Lament of a lifelong Bears fan
What does a Chicago native do when her adopted city has Packermania?
While growing up on the South Side of Chicago in the 1950s and ’60s, my brain was neurologically encoded with an intense passion for the Chicago Bears and White Sox. As a little girl, I’d sit shotgun in my father’s taxicab and listen to the games on the radio. I watched, listened, and absorbed every emotion exchanged between my father and his passengers—their cheers, rants, moans and groans: about a coach, a player and, of course, every loss.

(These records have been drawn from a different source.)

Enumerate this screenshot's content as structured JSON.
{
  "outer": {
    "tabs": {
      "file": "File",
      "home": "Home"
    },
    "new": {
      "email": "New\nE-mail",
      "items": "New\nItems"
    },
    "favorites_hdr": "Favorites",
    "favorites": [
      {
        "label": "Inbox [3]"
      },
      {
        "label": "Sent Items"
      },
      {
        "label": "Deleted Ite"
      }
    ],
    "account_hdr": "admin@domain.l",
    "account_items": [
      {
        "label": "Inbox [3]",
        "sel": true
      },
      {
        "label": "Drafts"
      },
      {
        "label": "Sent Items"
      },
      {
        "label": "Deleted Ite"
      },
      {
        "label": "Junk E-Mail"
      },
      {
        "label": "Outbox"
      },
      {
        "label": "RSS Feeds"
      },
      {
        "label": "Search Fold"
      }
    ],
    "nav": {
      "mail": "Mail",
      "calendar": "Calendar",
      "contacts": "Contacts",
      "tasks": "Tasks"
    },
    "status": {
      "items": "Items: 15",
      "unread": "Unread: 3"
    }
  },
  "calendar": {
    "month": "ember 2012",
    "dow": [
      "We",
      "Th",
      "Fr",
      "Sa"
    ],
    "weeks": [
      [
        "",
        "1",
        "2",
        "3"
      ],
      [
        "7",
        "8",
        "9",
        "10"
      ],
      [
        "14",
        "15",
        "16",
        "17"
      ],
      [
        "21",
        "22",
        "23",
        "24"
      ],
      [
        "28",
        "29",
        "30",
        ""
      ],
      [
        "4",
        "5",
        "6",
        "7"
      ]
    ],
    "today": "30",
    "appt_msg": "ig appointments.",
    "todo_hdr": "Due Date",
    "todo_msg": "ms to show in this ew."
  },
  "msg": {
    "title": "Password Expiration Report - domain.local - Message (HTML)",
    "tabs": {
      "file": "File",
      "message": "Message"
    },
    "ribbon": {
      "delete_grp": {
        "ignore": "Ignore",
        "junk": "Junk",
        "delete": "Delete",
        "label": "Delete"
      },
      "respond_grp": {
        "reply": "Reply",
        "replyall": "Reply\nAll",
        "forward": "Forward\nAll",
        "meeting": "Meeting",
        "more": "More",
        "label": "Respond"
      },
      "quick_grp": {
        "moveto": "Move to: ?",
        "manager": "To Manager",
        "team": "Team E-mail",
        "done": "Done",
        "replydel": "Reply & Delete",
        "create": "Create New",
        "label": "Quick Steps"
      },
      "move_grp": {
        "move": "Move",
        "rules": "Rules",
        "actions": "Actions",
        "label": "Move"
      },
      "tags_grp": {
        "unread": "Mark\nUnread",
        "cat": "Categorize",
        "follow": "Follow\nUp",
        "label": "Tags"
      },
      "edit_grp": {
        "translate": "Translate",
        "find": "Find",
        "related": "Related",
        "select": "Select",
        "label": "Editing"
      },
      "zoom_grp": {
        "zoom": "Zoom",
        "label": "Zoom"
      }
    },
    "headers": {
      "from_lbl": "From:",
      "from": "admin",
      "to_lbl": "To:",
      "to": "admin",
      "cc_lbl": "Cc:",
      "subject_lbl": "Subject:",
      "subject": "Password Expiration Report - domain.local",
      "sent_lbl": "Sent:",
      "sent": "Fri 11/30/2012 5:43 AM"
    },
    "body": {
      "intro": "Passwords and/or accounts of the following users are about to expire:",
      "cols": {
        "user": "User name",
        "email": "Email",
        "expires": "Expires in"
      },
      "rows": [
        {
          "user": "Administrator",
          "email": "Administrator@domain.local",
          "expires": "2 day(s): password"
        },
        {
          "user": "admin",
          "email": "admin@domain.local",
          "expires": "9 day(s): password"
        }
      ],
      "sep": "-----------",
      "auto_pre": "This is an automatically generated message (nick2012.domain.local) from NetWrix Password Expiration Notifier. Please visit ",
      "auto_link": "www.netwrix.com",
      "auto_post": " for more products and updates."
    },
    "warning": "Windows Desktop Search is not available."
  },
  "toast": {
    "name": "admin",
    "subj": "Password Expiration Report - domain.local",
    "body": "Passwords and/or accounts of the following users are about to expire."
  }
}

It was music to my ears—and soul.
Unlike Californians, we had no mountains to hike, camp or ski in. We had no ocean to surf in or watch a beautiful sunset from. But we had our sports teams! Come September, we’d be resigned to another forgetful season of the White Sox—but now we had: Da Bears!
Running backs and middle linebackers were our claim to fame. What else could you do with a football, in sleet and hail and blizzards? Gayle Sayers and Dick Butkus represented our great “City with Broad Shoulders” as no one else could. They gave us excitement and thrills, regardless of the outcome. We lived for every Sunday from September to December. And then moved on. Hope springs eternal, I suppose.
So living in Chico right now is beyond anything I’d expect you newbie Packers fans to understand. You’ve had your thrills with Montana and Rice. And now you’ve got your hometown man to cheer for. And I probably would too, living here more than 35 years, and knowing many people with close ties to the Rodgers family.
But! He’s a Packer! A Cheesehead! The Bears’ biggest rival, from the time my grandfather was making bathtub gin on the west side of Chicago! When Aaron wasn’t drafted by the 49ers, but instead went to the Green and Yellow, my heart was pulled out of me. My sons were in shock. Words unbecoming mankind laced the telephone conversations between me and every member of my huge, extended family in Chicago. My husband could only shake his head and try to soothe us all.
“It’s just six weeks to spring training,” my cousin told me yesterday. “Yes, Allan, but at least you’ve got an entire city you can mourn with.” Me? I’m stuck in this depressing twilight zone. No cab to ride in with my father. No Joy in Mudville. My Bears went into hibernation much too early, and I will too. And then I’ll try to move on. Again.